Nevada Irrigation District customers suggested the district build a tunnel, hire security guards or install surveillance cameras, among other options, at the Scotts Flat spillway in order to address safety concerns.
Registration has opened for the South Yuba River Citizens League’s 2017 Salmon Tours. SYRCL’s River Science staff, trained naturalists, and river guides from Environmental Traveling Companions will take participants for a float trip down the lower Yuba to see spawning salmon on Oct. 28.
Nearly two months after closing public access to the Scotts Flat spillway, which resulted in an uproar from many Nevada County residents, the Nevada Irrigation District will “help brainstorm access options” Wednesday.
The Tahoe National Forest and the South Yuba River Citizens League are making plans to restore Van Norden Meadow, a collaborative project they hope will improve water quality along the South Yuba River.
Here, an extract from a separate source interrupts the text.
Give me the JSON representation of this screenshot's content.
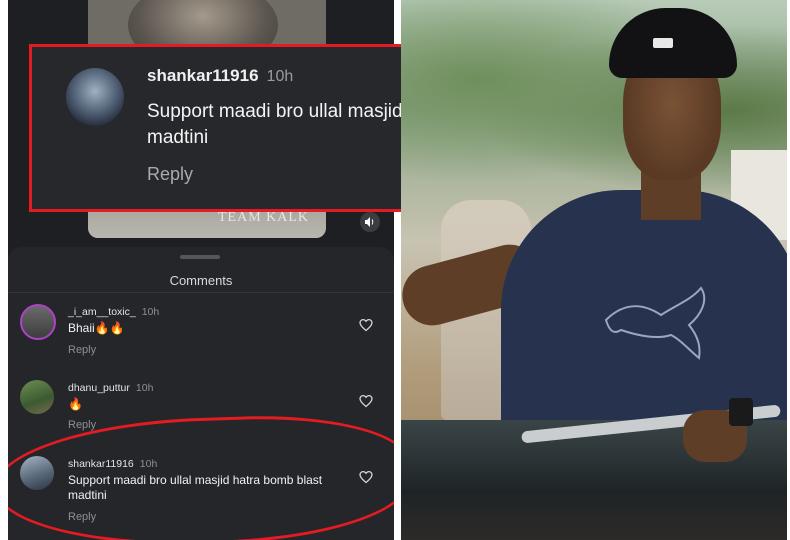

The presence of non-psychoactive, hemp-derived cannabinoid oils, pills, lotions, dog treats and more is growing since the Agricultural Act of 2014 was signed into law. … The Farm Bill paved the way for companies like Quantum CBD H2O, which just opened up its West Coast distribution office in South Lake Tahoe, to start producing its CBD bottled water.
From Water | Food | Environment — The Blog of David Guy:
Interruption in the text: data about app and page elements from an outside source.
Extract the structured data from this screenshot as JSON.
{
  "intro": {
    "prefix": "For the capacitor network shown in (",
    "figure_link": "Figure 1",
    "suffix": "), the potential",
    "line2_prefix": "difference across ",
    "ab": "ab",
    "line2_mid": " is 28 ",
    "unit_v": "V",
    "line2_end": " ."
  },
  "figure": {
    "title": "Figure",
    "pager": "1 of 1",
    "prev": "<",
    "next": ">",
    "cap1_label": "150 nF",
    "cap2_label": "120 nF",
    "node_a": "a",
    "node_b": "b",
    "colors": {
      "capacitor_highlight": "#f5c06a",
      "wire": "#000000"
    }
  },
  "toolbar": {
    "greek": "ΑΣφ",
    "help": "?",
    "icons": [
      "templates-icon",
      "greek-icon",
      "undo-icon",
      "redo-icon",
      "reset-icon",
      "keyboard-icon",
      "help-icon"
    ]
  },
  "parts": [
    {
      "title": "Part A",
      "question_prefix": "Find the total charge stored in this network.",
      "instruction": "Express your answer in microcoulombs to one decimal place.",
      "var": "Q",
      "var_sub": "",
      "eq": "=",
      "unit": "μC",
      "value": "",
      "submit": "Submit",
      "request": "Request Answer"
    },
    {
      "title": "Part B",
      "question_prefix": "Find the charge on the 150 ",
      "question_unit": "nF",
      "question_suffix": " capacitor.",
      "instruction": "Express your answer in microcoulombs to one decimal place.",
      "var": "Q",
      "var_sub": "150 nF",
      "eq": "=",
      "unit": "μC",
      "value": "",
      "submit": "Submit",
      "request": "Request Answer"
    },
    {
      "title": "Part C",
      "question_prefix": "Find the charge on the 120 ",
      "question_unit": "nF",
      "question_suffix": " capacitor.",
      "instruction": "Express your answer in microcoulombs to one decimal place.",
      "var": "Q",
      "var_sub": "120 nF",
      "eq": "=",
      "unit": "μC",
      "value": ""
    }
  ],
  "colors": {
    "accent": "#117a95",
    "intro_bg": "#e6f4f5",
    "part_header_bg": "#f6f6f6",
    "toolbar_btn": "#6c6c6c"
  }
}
Every year my family looks forward to visiting Tuolumne Meadows in Yosemite National Park—where you not only experience the beautiful alpine meadow, but you can also take in one of the wonderful presentations at the Parsons Memorial Lodge.
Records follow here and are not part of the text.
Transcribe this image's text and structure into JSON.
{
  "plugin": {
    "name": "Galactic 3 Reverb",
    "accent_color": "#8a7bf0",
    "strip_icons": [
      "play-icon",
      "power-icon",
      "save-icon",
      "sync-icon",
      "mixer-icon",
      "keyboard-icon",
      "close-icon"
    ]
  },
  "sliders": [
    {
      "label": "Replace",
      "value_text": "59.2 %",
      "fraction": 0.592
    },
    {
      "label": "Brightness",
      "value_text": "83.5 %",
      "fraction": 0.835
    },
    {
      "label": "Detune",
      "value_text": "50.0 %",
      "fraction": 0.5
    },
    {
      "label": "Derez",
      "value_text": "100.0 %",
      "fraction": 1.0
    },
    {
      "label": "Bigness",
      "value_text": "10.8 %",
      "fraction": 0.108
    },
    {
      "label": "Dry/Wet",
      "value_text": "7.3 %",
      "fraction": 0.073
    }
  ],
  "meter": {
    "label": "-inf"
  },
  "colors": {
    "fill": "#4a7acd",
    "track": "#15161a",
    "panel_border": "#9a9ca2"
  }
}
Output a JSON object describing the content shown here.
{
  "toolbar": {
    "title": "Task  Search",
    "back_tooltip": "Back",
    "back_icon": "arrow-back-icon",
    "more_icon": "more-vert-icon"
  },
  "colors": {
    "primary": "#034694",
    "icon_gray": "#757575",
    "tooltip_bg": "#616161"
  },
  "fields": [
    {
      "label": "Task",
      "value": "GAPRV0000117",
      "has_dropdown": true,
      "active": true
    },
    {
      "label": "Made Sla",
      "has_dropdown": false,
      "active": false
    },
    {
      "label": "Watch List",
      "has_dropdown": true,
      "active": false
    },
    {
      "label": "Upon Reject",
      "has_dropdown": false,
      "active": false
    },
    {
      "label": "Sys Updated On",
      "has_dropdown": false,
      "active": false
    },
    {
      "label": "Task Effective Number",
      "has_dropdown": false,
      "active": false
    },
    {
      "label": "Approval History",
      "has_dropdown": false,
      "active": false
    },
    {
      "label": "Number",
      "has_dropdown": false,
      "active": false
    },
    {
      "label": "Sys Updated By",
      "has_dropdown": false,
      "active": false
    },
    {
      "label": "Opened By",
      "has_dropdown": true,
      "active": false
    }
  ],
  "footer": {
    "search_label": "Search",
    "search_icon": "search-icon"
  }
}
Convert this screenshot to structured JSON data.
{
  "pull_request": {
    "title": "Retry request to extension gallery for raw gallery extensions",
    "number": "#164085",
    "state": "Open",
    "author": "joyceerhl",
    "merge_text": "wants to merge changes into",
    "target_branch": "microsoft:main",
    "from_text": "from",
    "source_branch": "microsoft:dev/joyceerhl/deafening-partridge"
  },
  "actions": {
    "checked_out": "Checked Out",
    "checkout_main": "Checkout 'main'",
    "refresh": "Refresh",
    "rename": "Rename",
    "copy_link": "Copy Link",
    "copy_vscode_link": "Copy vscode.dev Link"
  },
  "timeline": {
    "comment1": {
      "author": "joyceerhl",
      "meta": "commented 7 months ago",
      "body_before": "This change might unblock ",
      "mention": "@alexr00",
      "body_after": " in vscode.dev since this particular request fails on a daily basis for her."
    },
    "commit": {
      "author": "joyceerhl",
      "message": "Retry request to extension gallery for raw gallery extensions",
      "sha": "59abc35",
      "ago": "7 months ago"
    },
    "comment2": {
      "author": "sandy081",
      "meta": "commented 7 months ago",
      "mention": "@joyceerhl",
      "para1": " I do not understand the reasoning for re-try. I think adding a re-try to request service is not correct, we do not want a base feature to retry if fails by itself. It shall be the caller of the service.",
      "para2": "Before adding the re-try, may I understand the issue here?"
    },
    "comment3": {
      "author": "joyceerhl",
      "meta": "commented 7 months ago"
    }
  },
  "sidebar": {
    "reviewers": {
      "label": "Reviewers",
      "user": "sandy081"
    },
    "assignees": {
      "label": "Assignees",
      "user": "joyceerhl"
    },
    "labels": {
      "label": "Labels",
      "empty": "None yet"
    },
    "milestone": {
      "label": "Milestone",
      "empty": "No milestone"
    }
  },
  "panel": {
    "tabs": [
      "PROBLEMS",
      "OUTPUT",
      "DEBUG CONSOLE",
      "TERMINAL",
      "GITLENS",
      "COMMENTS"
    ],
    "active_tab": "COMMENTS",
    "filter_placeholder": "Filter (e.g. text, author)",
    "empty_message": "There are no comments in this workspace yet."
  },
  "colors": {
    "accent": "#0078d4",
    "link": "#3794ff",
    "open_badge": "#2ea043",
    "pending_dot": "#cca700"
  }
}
Long accustomed to dealing with bad news “garbage” bears that become hooked on improperly stored trash at homes and businesses around Lake Tahoe, Nevada wildlife officials say they’re increasingly responding to a new kind of troublemaker they’ve started calling “drought” bears.
A Ghost Ships exhibit at the Tahoe Maritime Museum highlights some of the many underwater stories and secrets Lake Tahoe has harbored, and offers some hints about may what yet be found in her famously clear, cold depths. The exhibit runs through April 2015.
Five hundred million dollars in road and water-quality improvements are underway on the California side of Lake Tahoe. … The new roads are designed to collect storm water and filter out pollution in 30-by-60-foot sand pits.
“Residents were told they could return to some 1,000 mountain homes on the southern end of California’s Sierra Nevada range as firefighters stunted the growth of a wildfire, one of several wildland blazes making problems for western states.”
“A wildfire burning in the Sequoia National Forest in Kern County is expected to expand deeper into the woods Monday, its flames fueled by wind and unseasonably dry conifer trees and grass, officials said.”
From the San Francisco Chronicle, in Tom Stienstra’s Outdoors column:
“One sight that alarmed me last week was at a remote natural spring I’ve returned to many times, where the water is cold and sweet and pumps like a perpetual fountain. From the drought and low snowpack last winter, it was already a trickle. I haven’t seen it go dry, but this could be the year.”
“The Sierra Nevada is rising. Drought-stricken farmers in the Central Valley are pumping more and more water from the valley’s huge aquifer beneath them, and the drainage is triggering unexpected earthquakes along the San Andreas Fault, scientists have discovered.”